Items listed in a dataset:
»»
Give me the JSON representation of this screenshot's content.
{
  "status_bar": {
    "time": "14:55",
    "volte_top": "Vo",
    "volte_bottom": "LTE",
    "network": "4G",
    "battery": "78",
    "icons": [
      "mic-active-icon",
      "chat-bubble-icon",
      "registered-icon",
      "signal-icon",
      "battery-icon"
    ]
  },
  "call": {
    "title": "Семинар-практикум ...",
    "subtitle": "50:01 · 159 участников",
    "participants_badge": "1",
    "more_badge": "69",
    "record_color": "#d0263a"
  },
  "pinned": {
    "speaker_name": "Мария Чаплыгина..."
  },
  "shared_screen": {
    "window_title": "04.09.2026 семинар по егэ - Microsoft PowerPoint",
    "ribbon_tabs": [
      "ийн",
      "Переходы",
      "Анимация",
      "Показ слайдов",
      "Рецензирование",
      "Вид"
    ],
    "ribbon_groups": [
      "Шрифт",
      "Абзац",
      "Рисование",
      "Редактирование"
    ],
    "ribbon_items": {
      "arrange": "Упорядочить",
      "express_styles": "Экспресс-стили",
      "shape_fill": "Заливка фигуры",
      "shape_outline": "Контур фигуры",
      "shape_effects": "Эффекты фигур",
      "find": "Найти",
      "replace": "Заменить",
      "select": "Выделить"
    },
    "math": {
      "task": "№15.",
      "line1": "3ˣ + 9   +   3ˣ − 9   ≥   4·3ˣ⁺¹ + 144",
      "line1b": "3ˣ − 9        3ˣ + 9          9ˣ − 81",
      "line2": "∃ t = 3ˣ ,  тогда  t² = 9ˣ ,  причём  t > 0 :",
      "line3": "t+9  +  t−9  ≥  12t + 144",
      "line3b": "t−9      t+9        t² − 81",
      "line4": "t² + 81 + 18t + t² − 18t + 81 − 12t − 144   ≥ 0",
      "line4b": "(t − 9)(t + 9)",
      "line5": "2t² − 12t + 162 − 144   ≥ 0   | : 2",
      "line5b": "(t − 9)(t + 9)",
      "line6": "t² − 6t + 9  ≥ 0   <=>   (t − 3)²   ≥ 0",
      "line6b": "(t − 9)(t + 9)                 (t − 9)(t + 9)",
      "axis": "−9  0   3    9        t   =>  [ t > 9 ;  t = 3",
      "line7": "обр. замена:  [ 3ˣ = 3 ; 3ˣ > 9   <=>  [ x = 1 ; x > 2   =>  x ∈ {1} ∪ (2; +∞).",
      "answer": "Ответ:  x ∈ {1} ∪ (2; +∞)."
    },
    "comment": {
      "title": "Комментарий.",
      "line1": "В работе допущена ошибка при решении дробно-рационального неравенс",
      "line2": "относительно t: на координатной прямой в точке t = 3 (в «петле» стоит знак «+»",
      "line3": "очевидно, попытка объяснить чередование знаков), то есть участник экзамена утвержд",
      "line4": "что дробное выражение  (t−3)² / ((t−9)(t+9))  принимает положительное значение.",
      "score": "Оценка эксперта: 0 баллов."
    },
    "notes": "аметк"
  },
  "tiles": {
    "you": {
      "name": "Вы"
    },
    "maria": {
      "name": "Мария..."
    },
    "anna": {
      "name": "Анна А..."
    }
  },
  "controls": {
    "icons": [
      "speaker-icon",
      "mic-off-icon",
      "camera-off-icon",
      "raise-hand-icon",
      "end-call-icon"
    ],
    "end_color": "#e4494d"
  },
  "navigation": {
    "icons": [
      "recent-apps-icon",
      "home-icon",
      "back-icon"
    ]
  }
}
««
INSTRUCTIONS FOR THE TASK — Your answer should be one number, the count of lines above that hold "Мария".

RESPONSE BELOW — 2